Vortex bladeless turbines wobble to generate energy
Looking somewhat like a giant reed gently swaying in the wind, the new Vortexbladeless wind-driven generator prototype produces electricity with very few moving parts, on avery small footprint, and in almost complete silence. Designed to reduce thevisual and aural impact of traditional spinning-blade turbines, this new devicetakes advantage of the power contained in swirling vortices of air.
Many opponents of spinning wind turbines point to their supposed danger tobirds and other flying animals, as well as their rather noisy operation and –particularly in commercial installations – their enormous size. Though these may well be excuses by those who prefer to stay with olderelectricity generating technologies that they know and trust, standard wind-driventurbines do have these issues and this tends to hold back their universal acceptance anduse.
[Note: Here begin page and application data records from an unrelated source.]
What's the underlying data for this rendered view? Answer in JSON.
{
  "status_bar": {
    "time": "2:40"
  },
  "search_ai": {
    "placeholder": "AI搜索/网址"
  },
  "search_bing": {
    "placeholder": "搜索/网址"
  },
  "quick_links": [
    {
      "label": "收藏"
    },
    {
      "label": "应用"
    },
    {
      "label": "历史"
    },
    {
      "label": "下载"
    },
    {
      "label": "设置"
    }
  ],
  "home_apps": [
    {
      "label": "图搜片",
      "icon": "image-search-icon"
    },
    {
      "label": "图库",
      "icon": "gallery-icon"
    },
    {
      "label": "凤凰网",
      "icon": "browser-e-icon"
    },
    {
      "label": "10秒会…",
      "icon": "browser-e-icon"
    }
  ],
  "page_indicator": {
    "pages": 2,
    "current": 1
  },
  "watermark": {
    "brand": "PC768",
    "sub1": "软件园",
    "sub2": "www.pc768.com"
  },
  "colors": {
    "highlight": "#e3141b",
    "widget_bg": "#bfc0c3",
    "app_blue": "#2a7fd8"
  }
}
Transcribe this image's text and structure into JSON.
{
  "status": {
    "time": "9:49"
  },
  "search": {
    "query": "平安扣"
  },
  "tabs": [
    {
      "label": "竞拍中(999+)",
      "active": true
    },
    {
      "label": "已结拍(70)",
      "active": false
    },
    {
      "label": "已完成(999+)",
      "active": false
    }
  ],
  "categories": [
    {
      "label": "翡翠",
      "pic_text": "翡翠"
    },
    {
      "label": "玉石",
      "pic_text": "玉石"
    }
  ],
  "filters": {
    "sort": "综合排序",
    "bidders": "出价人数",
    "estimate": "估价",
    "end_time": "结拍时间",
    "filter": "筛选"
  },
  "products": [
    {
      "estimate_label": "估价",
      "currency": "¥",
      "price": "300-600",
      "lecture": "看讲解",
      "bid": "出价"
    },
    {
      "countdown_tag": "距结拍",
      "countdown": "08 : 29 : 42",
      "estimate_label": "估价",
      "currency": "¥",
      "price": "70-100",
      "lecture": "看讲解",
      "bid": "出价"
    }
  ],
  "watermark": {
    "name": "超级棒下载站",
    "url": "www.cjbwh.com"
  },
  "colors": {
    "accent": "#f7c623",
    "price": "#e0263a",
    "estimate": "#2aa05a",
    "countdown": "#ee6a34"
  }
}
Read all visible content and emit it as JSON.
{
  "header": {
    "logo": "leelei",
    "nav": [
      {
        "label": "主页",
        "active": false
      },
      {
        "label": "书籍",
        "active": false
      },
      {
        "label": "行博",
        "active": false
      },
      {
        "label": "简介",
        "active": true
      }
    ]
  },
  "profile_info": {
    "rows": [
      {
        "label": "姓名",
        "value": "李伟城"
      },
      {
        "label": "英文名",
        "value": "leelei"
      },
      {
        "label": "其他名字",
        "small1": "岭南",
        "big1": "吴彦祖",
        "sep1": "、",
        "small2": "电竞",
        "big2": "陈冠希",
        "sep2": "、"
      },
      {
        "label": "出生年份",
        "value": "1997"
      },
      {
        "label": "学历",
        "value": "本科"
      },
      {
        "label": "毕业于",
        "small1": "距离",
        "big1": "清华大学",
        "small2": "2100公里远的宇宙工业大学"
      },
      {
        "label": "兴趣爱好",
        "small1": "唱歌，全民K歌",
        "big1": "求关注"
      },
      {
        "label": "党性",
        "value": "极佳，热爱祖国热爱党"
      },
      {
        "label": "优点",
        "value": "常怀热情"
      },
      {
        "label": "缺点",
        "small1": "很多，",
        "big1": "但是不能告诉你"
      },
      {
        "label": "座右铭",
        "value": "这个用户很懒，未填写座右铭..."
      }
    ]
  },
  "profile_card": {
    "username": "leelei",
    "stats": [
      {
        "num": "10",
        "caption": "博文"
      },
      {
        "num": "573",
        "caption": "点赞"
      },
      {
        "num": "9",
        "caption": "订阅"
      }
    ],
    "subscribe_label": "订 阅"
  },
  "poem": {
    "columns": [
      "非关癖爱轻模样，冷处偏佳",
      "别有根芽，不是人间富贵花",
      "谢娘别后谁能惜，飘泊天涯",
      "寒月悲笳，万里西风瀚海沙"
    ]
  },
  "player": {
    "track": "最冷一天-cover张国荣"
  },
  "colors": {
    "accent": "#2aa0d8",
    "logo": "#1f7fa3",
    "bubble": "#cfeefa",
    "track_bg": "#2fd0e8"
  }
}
This is where the creators of the Vortex bladeless believe thattheir device has the advantage. A relatively compact unit, it relies on theoscillation of its reed-like mast in reaction to air vortices to move a series ofmagnets located in the joint near its base to generate electricity.
Though obviously not as efficient as a high-speed, directly wind-driventurbine, this is offset by the fact that the Vortexhas fewer moving parts and is, according to the creators, up to 80 percent more costeffective to maintain. Coupled to the notion that it supposedly has a greaterthan 50 percent manufacturing cost advantage and a 40 percent reductionin its carbon footprint compared to standard wind turbines, the system alsoseems to offer direct economic advantages.
We've explored a number of bladeless wind-turbines before – the Solar Aeroturbine being one (though, by definition, not really bladeless as it merelycovered the spinning blades with a housing) and the Saphonian being another.The latter being more of a true bladeless "turbine," it still required hydraulicactuation of pistons to generate electricity, so its efficiency was probably not all that great (and, to be perfectly frank, it was not strictly a turbine either as it had no spinning parts).
The Vortex, on the other hand, is purported to take advantage of the swirling motion of wind and not direct force like the aforementioned units. This means that it can generate energy from the repeating pattern of vortices (known as the Kármán vortex street), which are generated as the air separates to pass by a blunt body, such as the Vortex structure itself.
This also means that groups of Vortex units can be huddled closer together as the disruption of air movement in the wind stream is nowhere near as critical as it is when positioning standard, blade-driven wind turbines. This will also help ameliorate the inherent efficiencies in each unit as they can be grouped much closer together than their standard turbine counterparts and, therefore, potentially generate more power per square meter.
The first model to be madeavailable commercially will be known as the Mini: a 4 kW, 12.5 meter (41 ft) highunit intended for residential and small-scale commercial application.A larger model, dubbed the Gran, is also being designed and is a unit with agreater than one-megawatt output intended for use in large-scale powergeneration for industry and electricity companies.
To get their creations to production, the team at Vortex will be launching a crowdfunding campaign on June 1, with details to become available via email alerts on the company's website.
The short video below shows a Vortex prototype in action and provides some background information from its creators.